KP: It’s so great to see the way that you interact with them. Did you have a favorite scene?
YY: Favorite scene. When he was saying, “I don’t like grandma’s smell” or something. I asked Isaac, “What is a grandma smell?” Because I’m myself a grandma. So well, I don’t know my smell. And he said something that was very new. Grandmother has some kind of bathroom smell. Then I realized the moth balls! Usually Korean grandmas put moth balls in the closet in order to avoid the moths. So I just said that for him is bathroom smell. That’s why he doesn’t like it. So I learned a new thing.
And when Steven told [Alan] bring the stick and trying to spank him. Then he tried to get a thinner and thinner [stick], and got the real, very waggy thing. Grandma, of course, doesn’t want him to be spanked. And Isaac said he’d like to finish that scene. He wanted to have me just add one word. “What would you say?” So I said, “You are the winner,” because he’s very smart. And you know, grandma always think “my grandson is the smartest one in the world.” I’m sure she was so proud that he got this very tiny stick. So that word. Isaac was happy about that word. I remember that scene.
KP: It was a great scene! What was the hardest part for you?
YY: The weather was hot. Very hot. But Yeri and me and Inna — she came along. She came with me. And then she tried to protect me. So we lived together at one house. That was very great help. We didn’t know at the time and we found that our Inna is a good cook. And she always cooked. So we found that Steven was staying in hotel. Then when he comes to do the laundry, if he smelled the food, of course he cannot go. So we stay together, eat together. And then while we were eating, we discussed the script, trying to polish the dialogue in speaking Korean, and we all talk about the movie. How are we going to do this scene? And so that’s what I think [brought] this movie together. Inna’s food [brought] us together. Food is very important, don’t you think?
KP: It is! Yes, and food is important in the film too.
YY: Yes, food is very important. I still remember my grandma’s cooking. Nobody cooks like grandma.
KP: You mentioned before that you’re not used to the American industry. How has this experience been for you as you’ve become more familiar to American audiences?
YY: I don’t know if American audience know me or not? I don’t know yet. And then to me, I just work with Steven and Yeri and Isaac. And I still don’t know. People say I’ve had award from here and there and it’s not real to me. They really watched my movie? And then, “Did I do that good? I’m not sure about that.” This is my honest feeling.

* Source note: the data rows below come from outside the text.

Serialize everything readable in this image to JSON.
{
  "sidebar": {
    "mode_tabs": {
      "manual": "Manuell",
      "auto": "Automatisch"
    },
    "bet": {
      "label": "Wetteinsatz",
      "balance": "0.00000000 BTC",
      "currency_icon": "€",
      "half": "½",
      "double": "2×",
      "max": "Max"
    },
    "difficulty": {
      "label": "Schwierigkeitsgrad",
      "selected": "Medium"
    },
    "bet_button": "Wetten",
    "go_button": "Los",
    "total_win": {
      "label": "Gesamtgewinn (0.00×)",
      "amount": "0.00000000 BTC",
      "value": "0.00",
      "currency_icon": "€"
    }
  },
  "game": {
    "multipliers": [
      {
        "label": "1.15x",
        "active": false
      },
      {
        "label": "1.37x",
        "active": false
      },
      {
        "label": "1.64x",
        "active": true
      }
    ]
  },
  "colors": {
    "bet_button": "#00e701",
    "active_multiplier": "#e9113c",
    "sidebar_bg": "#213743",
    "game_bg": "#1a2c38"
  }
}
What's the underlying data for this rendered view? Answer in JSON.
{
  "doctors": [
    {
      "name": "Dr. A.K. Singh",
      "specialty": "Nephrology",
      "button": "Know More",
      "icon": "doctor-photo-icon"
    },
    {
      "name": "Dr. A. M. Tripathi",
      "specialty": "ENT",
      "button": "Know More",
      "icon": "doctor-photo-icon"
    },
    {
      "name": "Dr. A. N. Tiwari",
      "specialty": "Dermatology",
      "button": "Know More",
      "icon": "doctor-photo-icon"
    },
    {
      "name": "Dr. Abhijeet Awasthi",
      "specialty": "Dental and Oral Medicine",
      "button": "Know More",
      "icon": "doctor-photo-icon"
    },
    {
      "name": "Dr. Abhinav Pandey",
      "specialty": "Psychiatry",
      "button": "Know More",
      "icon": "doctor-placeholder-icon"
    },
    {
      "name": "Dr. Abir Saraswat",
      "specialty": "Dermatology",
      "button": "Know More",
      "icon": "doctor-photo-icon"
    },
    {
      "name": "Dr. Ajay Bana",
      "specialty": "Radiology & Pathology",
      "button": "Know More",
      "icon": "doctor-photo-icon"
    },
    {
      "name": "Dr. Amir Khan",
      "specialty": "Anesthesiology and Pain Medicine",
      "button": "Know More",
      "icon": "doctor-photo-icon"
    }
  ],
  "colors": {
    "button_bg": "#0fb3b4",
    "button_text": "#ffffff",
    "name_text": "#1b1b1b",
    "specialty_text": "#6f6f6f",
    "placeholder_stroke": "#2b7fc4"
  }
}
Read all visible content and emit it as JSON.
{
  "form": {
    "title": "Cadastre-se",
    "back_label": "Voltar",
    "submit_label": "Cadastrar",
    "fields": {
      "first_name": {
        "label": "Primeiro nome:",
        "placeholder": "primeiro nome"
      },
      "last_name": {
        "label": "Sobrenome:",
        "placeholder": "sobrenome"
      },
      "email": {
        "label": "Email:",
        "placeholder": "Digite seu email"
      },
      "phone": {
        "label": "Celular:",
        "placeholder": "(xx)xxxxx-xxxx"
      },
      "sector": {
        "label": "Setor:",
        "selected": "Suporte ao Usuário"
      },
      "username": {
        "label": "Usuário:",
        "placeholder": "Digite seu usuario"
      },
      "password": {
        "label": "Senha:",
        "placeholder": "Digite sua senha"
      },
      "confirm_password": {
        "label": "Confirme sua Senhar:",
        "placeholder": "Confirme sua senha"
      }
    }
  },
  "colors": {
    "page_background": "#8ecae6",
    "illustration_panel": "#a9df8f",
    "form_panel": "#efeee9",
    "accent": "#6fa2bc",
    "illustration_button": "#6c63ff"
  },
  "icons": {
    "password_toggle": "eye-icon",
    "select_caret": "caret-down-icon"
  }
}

We would like to thank Youn Yuh-jung for her time and for her incredible performance.
Minari is distributed by A24 and is available wherever you rent movies.